Boris Johnson has said he is "convinced" that Theresa May will be "true to her promises of a Brexit deal", amid a furious Conservative Party row over Britain's future customs ties with the European Union.
Leading Brexiteers reacted with outrage last week when Mrs May's Brexit war cabinet threw its weight behind plans for a 'backstop' on the Northern Ireland border issue which would potentially prolong elements of the customs union long after the Brexit transition period expires in 2020.
In carefully-worded remarks, the Foreign Secretary - who spoke out against the backstop option at last week's crunch meeting - said: “Brexiteers fearing betrayal over the customs backstop must understand that the PM has been very clear that it is not an outcome we desire; we want a deal with the EU and she will deliver it.”

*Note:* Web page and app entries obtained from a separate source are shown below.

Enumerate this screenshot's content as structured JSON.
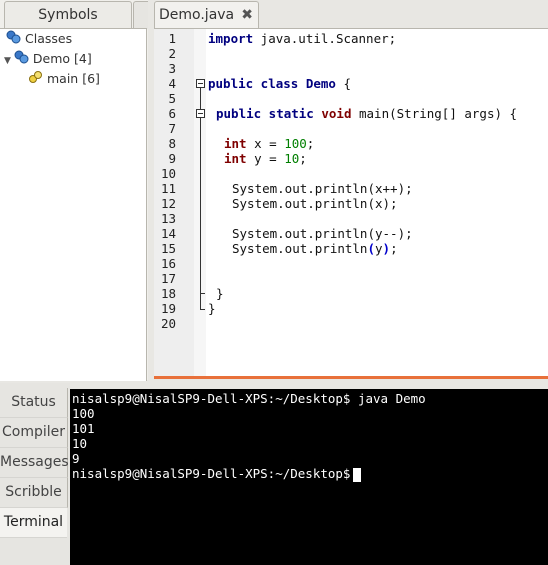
{
  "sidebar": {
    "tab_label": "Symbols",
    "tree": [
      {
        "label": "Classes",
        "icon": "classes-icon"
      },
      {
        "label": "Demo [4]",
        "icon": "class-icon",
        "expander": "▼"
      },
      {
        "label": "main [6]",
        "icon": "method-icon"
      }
    ]
  },
  "editor": {
    "tab_label": "Demo.java",
    "close_glyph": "✖",
    "lines": [
      "1",
      "2",
      "3",
      "4",
      "5",
      "6",
      "7",
      "8",
      "9",
      "10",
      "11",
      "12",
      "13",
      "14",
      "15",
      "16",
      "17",
      "18",
      "19",
      "20"
    ],
    "code": {
      "l1_kw": "import",
      "l1_rest": " java.util.Scanner;",
      "l4_kw": "public class",
      "l4_name": " Demo",
      "l4_brace": " {",
      "l6_kw": "public static",
      "l6_void": "void",
      "l6_rest": " main(String[] args) {",
      "l8_type": "int",
      "l8_mid": " x = ",
      "l8_num": "100",
      "l8_end": ";",
      "l9_type": "int",
      "l9_mid": " y = ",
      "l9_num": "10",
      "l9_end": ";",
      "l11": "System.out.println(x++);",
      "l12": "System.out.println(x);",
      "l14": "System.out.println(y--);",
      "l15_a": "System.out.println",
      "l15_paren": "(",
      "l15_y": "y",
      "l15_close": ")",
      "l15_end": ";",
      "l18": "}",
      "l19": "}"
    },
    "accent_color": "#e8703a"
  },
  "bottom_tabs": [
    {
      "label": "Status"
    },
    {
      "label": "Compiler"
    },
    {
      "label": "Messages"
    },
    {
      "label": "Scribble"
    },
    {
      "label": "Terminal",
      "active": true
    }
  ],
  "terminal": {
    "lines": [
      "nisalsp9@NisalSP9-Dell-XPS:~/Desktop$ java Demo",
      "100",
      "101",
      "10",
      "9",
      "nisalsp9@NisalSP9-Dell-XPS:~/Desktop$"
    ]
  }
}
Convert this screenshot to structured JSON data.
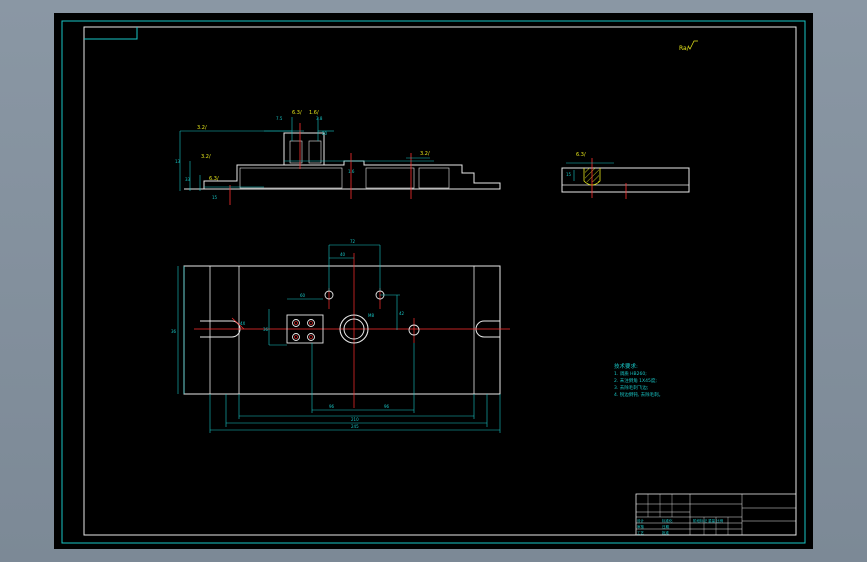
{
  "drawing": {
    "roughness_note": "Ra/",
    "section": {
      "dims": [
        "7.5",
        "3.8",
        "13",
        "33",
        "15",
        "20",
        "1.6"
      ],
      "roughness": [
        "3.2/",
        "3.2/",
        "6.3/",
        "6.3/",
        "1.6/",
        "3.2/"
      ]
    },
    "side_view": {
      "roughness": "6.3/",
      "dim": "15"
    },
    "plan": {
      "dims_top": [
        "72",
        "40"
      ],
      "dims_left": [
        "36",
        "36",
        "60"
      ],
      "dims_right": [
        "42"
      ],
      "dims_bottom": [
        "96",
        "96",
        "210",
        "245"
      ],
      "hole_labels": [
        "4X",
        "M8"
      ]
    },
    "notes": {
      "title": "技术要求:",
      "items": [
        "1. 调质 HB260;",
        "2. 未注倒角 1X45度;",
        "3. 去除毛刺飞边;",
        "4. 锐边倒钝, 去除毛刺。"
      ]
    },
    "title_block": {
      "labels": [
        "设计",
        "审核",
        "工艺",
        "标准化",
        "批准",
        "日期"
      ],
      "part": "阶段标记  重量  比例"
    }
  }
}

The backstop proposal - which has not yet received the blessing of the EU - would be triggered if a solution to the Irish border problem cannot be found before the end of the two-year transition period.

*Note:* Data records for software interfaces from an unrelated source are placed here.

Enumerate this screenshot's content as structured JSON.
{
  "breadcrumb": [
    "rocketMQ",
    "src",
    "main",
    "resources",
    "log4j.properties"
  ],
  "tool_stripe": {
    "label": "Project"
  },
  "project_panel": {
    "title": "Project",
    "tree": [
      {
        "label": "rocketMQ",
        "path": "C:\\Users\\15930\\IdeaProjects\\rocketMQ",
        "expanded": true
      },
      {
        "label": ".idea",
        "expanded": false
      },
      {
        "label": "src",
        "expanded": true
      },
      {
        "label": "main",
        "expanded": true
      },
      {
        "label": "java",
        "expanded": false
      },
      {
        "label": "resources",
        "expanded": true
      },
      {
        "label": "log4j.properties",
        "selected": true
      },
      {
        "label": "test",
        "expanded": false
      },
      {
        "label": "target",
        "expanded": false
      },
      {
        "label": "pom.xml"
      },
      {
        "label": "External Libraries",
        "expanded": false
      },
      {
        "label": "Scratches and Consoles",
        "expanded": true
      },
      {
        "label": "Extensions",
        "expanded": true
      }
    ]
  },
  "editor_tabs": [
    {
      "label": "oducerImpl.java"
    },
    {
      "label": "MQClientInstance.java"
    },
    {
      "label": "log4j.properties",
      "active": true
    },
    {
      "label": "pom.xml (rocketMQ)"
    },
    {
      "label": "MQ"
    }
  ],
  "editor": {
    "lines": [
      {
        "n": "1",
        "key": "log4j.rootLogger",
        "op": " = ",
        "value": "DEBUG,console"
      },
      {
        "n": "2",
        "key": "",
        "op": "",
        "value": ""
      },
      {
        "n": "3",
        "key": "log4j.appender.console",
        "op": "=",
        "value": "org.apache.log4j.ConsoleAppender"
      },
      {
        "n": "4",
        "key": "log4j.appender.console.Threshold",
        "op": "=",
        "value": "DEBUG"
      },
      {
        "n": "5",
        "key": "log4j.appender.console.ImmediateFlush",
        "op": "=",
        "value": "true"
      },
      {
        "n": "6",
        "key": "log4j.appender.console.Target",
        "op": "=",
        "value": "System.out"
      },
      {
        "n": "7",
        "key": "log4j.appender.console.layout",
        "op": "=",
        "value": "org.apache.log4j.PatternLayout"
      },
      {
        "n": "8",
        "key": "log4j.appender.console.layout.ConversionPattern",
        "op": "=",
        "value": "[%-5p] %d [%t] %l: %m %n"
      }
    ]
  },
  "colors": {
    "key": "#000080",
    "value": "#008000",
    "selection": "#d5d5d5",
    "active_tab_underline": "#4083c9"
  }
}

But prominent Tory eurosceptics have warned that the plan could leave the door open to continued customs union membership, an outcome Brexiteers believe will undermine Britain's trade policy after it leaves the EU. Jacob Rees-Mogg last week likened the backstop to a state of "perpetual purgatory".

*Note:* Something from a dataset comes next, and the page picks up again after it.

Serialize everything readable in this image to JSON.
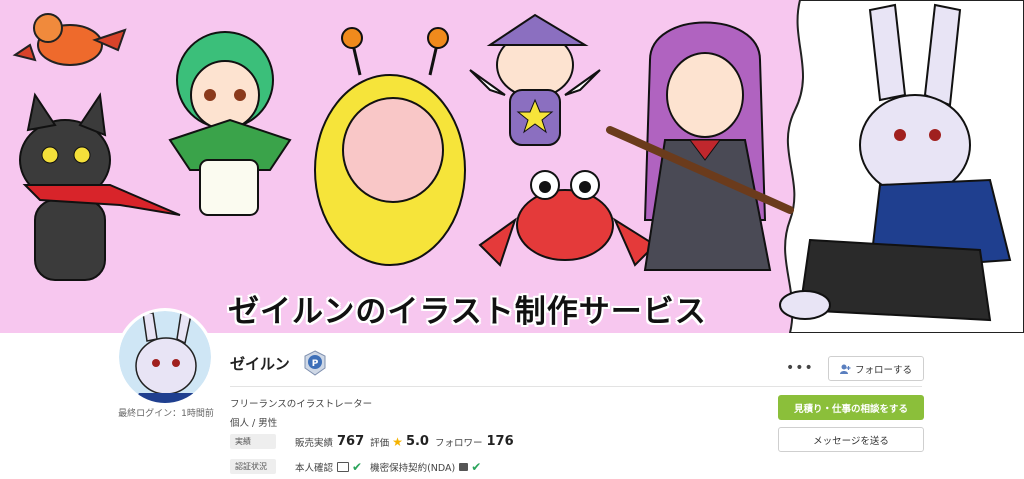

Mr Johnson - speaking at the start of a five-day visit to Latin America - urged his backbench colleagues to give Mrs May the "time and space" to strike a deal with Brussels.
"I’m convinced that the Prime Minister will be true to her promises of a Brexit deal - that sees Britain come out of the customs union and single market, have borders as frictionless as possible, reject ECJ [European Court of Justice] interference, controls immigration and free to conduct unhindered free trade deals across the world," he said.
“We must now give the Prime Minister time and space to negotiate this Brexit vision.”
Mr Johnson's latest intervention came as a senior Tory backbencher teamed up with the Democratic Unionist Party's Brexit spokesman to lash out at those expressing concern about the impacts of leaving the EU on peace in Northern Ireland.
Writing in The Telegraph, former Northern Ireland Secretary Owen Paterson and the DUP's Sammy Wilson said the future of the Good Friday agreement should be left "solely, democratically and peacefully to the people of Northern Ireland".
They added: "Unionists have every right to expect what’s actually in the Agreement is honoured, rather than fantasies about it being cynically and recklessly exploited by Remainers."